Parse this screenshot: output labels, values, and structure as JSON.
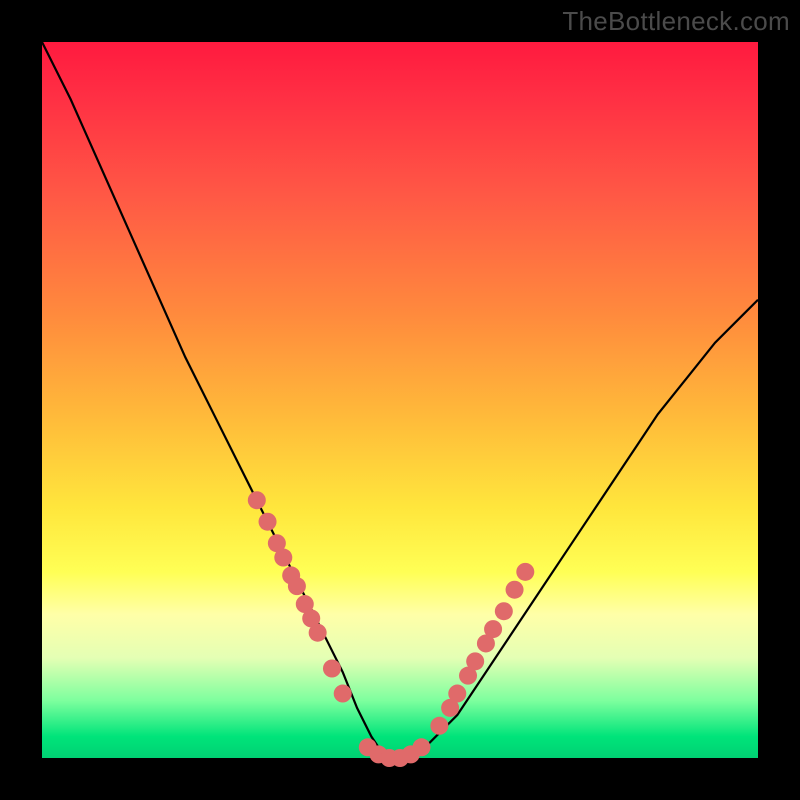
{
  "watermark": "TheBottleneck.com",
  "chart_data": {
    "type": "line",
    "title": "",
    "xlabel": "",
    "ylabel": "",
    "xlim": [
      0,
      100
    ],
    "ylim": [
      0,
      100
    ],
    "curve": {
      "description": "V-shaped bottleneck curve",
      "x": [
        0,
        4,
        8,
        12,
        16,
        20,
        24,
        28,
        32,
        36,
        38,
        40,
        42,
        44,
        46,
        48,
        50,
        52,
        54,
        58,
        62,
        66,
        70,
        74,
        78,
        82,
        86,
        90,
        94,
        98,
        100
      ],
      "y": [
        100,
        92,
        83,
        74,
        65,
        56,
        48,
        40,
        32,
        24,
        20,
        16,
        12,
        7,
        3,
        0,
        0,
        0,
        2,
        6,
        12,
        18,
        24,
        30,
        36,
        42,
        48,
        53,
        58,
        62,
        64
      ]
    },
    "series": [
      {
        "name": "left-cluster",
        "type": "scatter",
        "color": "#e06a6a",
        "x": [
          30.0,
          31.5,
          32.8,
          33.7,
          34.8,
          35.6,
          36.7,
          37.6,
          38.5,
          40.5,
          42.0
        ],
        "y": [
          36.0,
          33.0,
          30.0,
          28.0,
          25.5,
          24.0,
          21.5,
          19.5,
          17.5,
          12.5,
          9.0
        ]
      },
      {
        "name": "bottom-cluster",
        "type": "scatter",
        "color": "#e06a6a",
        "x": [
          45.5,
          47.0,
          48.5,
          50.0,
          51.5,
          53.0
        ],
        "y": [
          1.5,
          0.5,
          0.0,
          0.0,
          0.5,
          1.5
        ]
      },
      {
        "name": "right-cluster",
        "type": "scatter",
        "color": "#e06a6a",
        "x": [
          55.5,
          57.0,
          58.0,
          59.5,
          60.5,
          62.0,
          63.0,
          64.5,
          66.0,
          67.5
        ],
        "y": [
          4.5,
          7.0,
          9.0,
          11.5,
          13.5,
          16.0,
          18.0,
          20.5,
          23.5,
          26.0
        ]
      }
    ]
  }
}
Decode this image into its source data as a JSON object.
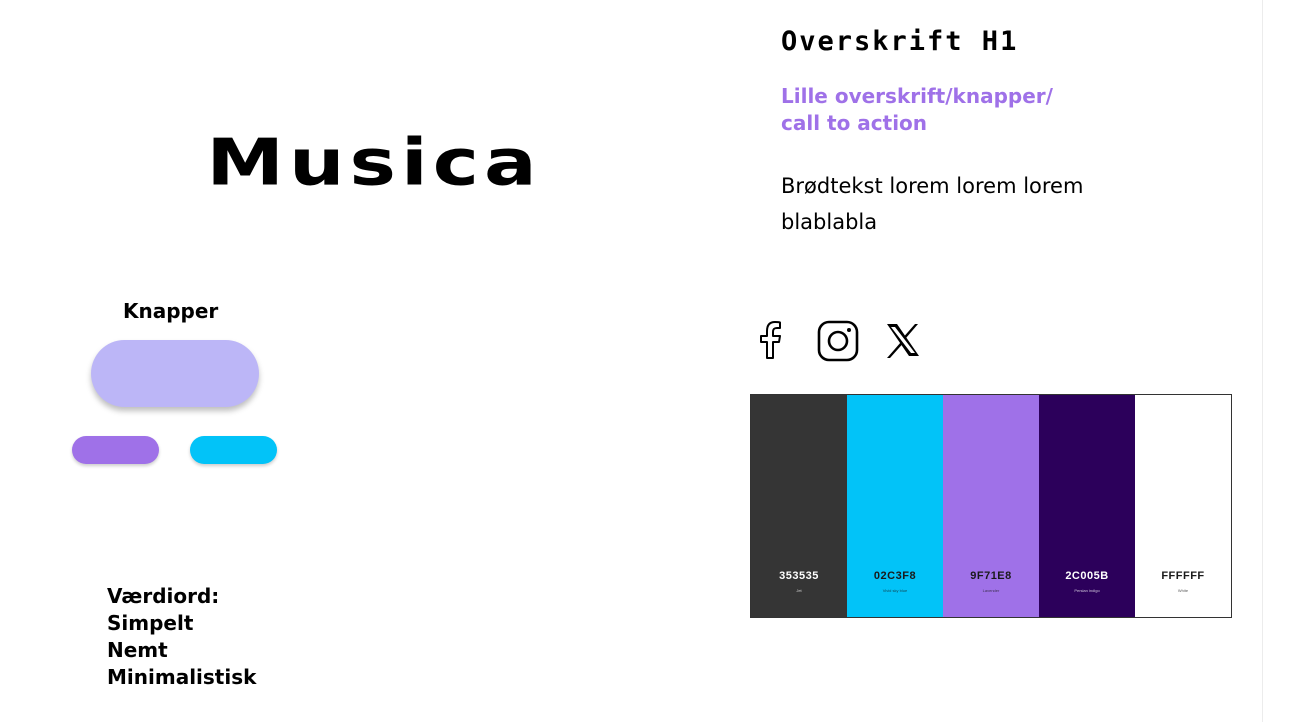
{
  "logo": {
    "text": "Musica"
  },
  "typography": {
    "h1": "Overskrift H1",
    "h2_line1": "Lille overskrift/knapper/",
    "h2_line2": "call to action",
    "body_line1": "Brødtekst lorem lorem lorem",
    "body_line2": "blablabla"
  },
  "buttons": {
    "title": "Knapper",
    "large_color": "#BCB6F7",
    "small_purple_color": "#9F71E8",
    "small_cyan_color": "#02C3F8"
  },
  "values": {
    "title": "Værdiord:",
    "items": [
      "Simpelt",
      "Nemt",
      "Minimalistisk"
    ]
  },
  "social_icons": [
    "facebook-icon",
    "instagram-icon",
    "x-icon"
  ],
  "palette": [
    {
      "hex": "353535",
      "name": "Jet",
      "color": "#353535",
      "text_color": "#ffffff"
    },
    {
      "hex": "02C3F8",
      "name": "Vivid sky blue",
      "color": "#02C3F8",
      "text_color": "#1a1a1a"
    },
    {
      "hex": "9F71E8",
      "name": "Lavender",
      "color": "#9F71E8",
      "text_color": "#1a1a1a"
    },
    {
      "hex": "2C005B",
      "name": "Persian indigo",
      "color": "#2C005B",
      "text_color": "#ffffff"
    },
    {
      "hex": "FFFFFF",
      "name": "White",
      "color": "#FFFFFF",
      "text_color": "#1a1a1a"
    }
  ]
}
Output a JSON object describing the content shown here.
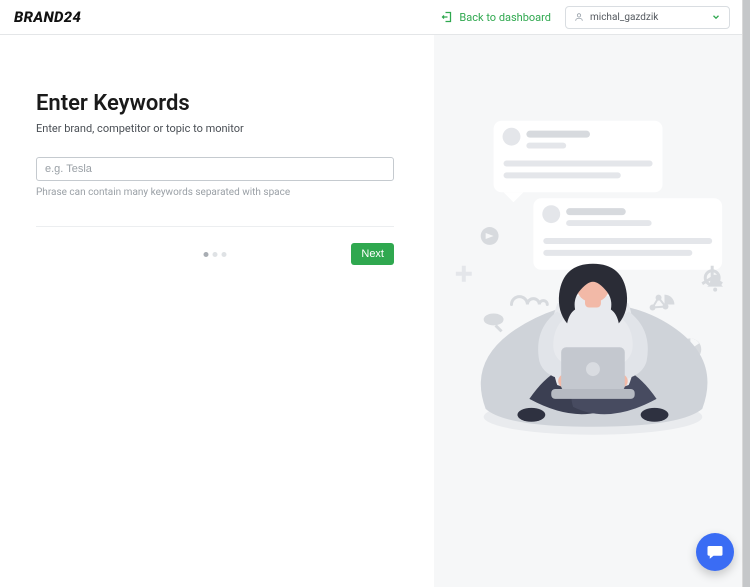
{
  "header": {
    "brand": "BRAND24",
    "back_label": "Back to dashboard",
    "username": "michal_gazdzik"
  },
  "main": {
    "title": "Enter Keywords",
    "subtitle": "Enter brand, competitor or topic to monitor",
    "keyword_placeholder": "e.g. Tesla",
    "keyword_value": "",
    "hint": "Phrase can contain many keywords separated with space",
    "next_label": "Next",
    "steps_total": 3,
    "step_active": 1
  },
  "colors": {
    "accent_green": "#2fa84f",
    "chat_blue": "#3a6cf4"
  }
}
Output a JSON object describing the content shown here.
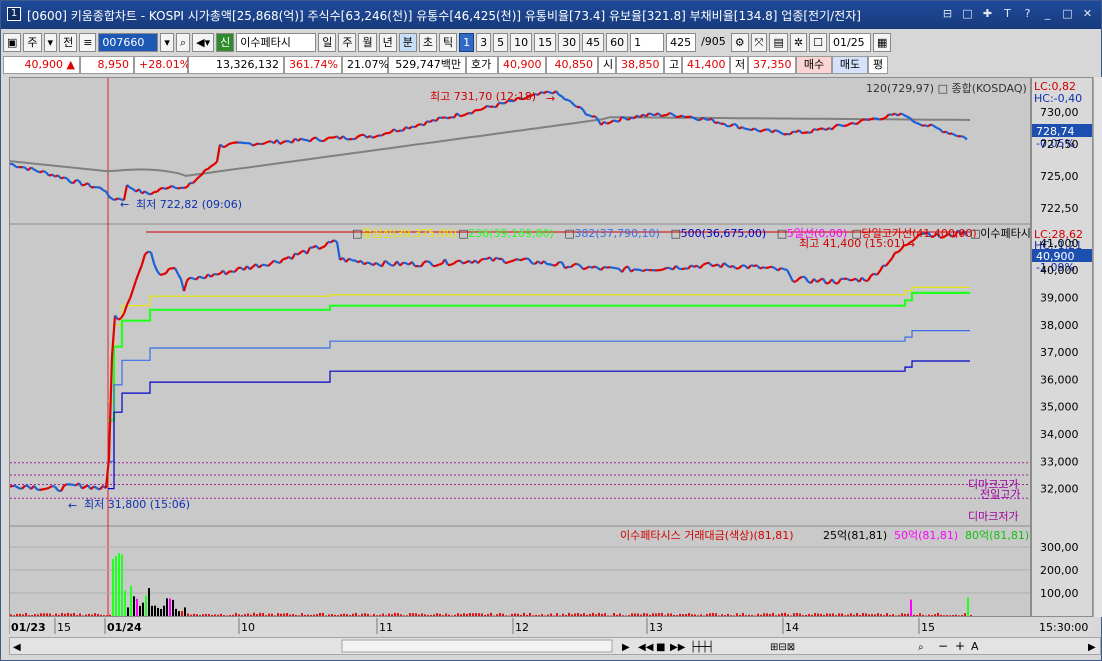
{
  "window": {
    "number": "1",
    "title": "[0600] 키움종합차트 - KOSPI 시가총액[25,868(억)] 주식수[63,246(천)] 유통수[46,425(천)] 유통비율[73.4] 유보율[321.8] 부채비율[134.8] 업종[전기/전자]"
  },
  "toolbar": {
    "period_week": "주",
    "prev": "전",
    "code": "007660",
    "new_badge": "신",
    "name": "이수페타시",
    "tabs": [
      "일",
      "주",
      "월",
      "년",
      "분",
      "초",
      "틱"
    ],
    "selected_tab": "분",
    "intervals": [
      "1",
      "3",
      "5",
      "10",
      "15",
      "30",
      "45",
      "60"
    ],
    "selected_interval": "1",
    "count_select": "1",
    "count": "425",
    "total": "/905",
    "date": "01/25"
  },
  "quote": {
    "price": "40,900",
    "change": "8,950",
    "change_pct": "+28.01%",
    "volume": "13,326,132",
    "vol_ratio": "361.74%",
    "turnover": "21.07%",
    "amount": "529,747백만",
    "bid_label": "호가",
    "ask": "40,900",
    "bid": "40,850",
    "open_label": "시",
    "open": "38,850",
    "high_label": "고",
    "high": "41,400",
    "low_label": "저",
    "low": "37,350",
    "buy": "매수",
    "sell": "매도",
    "eval": "평"
  },
  "panel_top": {
    "legend": "120(729,97) □ 종합(KOSDAQ)",
    "max_label": "최고 731,70 (12:18)",
    "min_label": "최저 722,82 (09:06)",
    "lc": "LC:0,82",
    "hc": "HC:-0,40",
    "current": "728,74",
    "current_chg": "-0,05%",
    "ticks": [
      "730,00",
      "727,50",
      "725,00",
      "722,50"
    ]
  },
  "panel_mid": {
    "legends": [
      {
        "text": "중심선(39,375,00)",
        "color": "#e8e800"
      },
      {
        "text": "236(39,169,80)",
        "color": "#22ff22"
      },
      {
        "text": "382(37,790,10)",
        "color": "#3a6fe6"
      },
      {
        "text": "500(36,675,00)",
        "color": "#0000c8"
      },
      {
        "text": "5일선(0,00)",
        "color": "#ff00ff"
      },
      {
        "text": "당일고가선(41,400,00)",
        "color": "#d80000"
      },
      {
        "text": "이수페타시스",
        "color": "#000000"
      }
    ],
    "max_label": "최고 41,400 (15:01)",
    "min_label": "최저 31,800 (15:06)",
    "lc": "LC:28,62",
    "hc": "HC:-1,21",
    "current": "40,900",
    "current_chg": "-1,09%",
    "ticks": [
      "41,000",
      "40,000",
      "39,000",
      "38,000",
      "37,000",
      "36,000",
      "35,000",
      "34,000",
      "33,000",
      "32,000"
    ],
    "dmark_high": "디마크고가",
    "prev_high": "전일고가",
    "dmark_low": "디마크저가"
  },
  "panel_vol": {
    "legend_title": "이수페타시스 거래대금(색상)(81,81)",
    "legend_25": "25억(81,81)",
    "legend_50": "50억(81,81)",
    "legend_80": "80억(81,81)",
    "ticks": [
      "300,00",
      "200,00",
      "100,00"
    ]
  },
  "xaxis": {
    "labels": [
      "01/23",
      "15",
      "01/24",
      "10",
      "11",
      "12",
      "13",
      "14",
      "15"
    ],
    "time": "15:30:00"
  },
  "colors": {
    "up": "#e00000",
    "down": "#1a5fd6",
    "title_bg": "#1f4b9b"
  },
  "icons": [
    "lock-icon",
    "restore-icon",
    "pin-icon",
    "font-icon",
    "help-icon",
    "minimize-icon",
    "maximize-icon",
    "close-icon"
  ]
}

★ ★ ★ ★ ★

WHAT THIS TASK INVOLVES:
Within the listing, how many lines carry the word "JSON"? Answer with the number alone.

RESPONSE TO THE TASK:
4